- **Source data**:
↓↓↓
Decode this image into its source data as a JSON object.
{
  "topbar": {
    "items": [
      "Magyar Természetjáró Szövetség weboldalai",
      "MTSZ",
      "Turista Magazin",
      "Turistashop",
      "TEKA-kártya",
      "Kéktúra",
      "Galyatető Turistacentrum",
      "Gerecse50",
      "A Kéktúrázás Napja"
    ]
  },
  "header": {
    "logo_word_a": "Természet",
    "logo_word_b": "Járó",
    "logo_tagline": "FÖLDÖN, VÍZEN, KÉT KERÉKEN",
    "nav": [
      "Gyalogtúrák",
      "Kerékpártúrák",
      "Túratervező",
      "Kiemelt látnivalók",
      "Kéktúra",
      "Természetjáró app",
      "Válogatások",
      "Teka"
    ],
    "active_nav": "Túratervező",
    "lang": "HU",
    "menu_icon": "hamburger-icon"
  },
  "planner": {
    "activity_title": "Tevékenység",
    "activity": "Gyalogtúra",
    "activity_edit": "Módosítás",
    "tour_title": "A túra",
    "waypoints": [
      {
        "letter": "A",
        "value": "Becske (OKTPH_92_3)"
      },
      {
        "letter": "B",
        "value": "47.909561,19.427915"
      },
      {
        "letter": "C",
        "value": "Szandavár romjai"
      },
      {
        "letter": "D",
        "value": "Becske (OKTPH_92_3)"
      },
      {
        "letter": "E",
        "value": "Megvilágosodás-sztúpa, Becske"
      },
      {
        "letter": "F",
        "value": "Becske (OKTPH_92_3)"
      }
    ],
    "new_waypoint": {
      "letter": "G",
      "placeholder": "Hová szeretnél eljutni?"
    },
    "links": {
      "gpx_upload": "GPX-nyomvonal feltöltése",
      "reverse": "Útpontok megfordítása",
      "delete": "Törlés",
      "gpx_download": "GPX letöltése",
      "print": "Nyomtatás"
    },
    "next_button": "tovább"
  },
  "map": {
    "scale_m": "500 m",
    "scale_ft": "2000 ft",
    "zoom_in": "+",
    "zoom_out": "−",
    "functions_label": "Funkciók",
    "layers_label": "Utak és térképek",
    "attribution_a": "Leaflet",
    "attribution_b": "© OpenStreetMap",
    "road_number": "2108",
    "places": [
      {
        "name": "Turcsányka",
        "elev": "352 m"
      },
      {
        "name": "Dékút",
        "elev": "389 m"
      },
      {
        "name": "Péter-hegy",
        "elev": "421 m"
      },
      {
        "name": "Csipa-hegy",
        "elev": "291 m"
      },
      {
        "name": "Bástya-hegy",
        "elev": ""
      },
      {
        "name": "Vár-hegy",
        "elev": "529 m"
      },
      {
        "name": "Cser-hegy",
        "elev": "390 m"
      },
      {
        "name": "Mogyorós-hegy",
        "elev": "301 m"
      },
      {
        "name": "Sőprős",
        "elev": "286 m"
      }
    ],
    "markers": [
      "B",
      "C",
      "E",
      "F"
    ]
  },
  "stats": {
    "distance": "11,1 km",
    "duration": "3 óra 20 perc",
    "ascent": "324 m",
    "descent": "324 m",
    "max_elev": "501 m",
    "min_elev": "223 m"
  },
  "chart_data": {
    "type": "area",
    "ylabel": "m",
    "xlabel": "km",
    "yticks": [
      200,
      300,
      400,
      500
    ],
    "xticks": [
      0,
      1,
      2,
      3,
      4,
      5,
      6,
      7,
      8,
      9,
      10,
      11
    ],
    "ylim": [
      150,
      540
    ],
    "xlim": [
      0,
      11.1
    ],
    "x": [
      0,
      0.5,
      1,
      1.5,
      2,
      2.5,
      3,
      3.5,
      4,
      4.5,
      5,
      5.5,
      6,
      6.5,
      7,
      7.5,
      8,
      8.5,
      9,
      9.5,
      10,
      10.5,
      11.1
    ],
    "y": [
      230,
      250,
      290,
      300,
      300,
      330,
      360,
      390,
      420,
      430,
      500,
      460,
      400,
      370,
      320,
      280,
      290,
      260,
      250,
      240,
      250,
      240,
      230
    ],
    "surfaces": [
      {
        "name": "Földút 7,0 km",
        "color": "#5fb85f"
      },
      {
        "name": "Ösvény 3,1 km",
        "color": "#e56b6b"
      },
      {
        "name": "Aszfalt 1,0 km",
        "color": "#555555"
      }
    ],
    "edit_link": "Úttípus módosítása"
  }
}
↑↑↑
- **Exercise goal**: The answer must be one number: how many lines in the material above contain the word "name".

- **Reply**: 12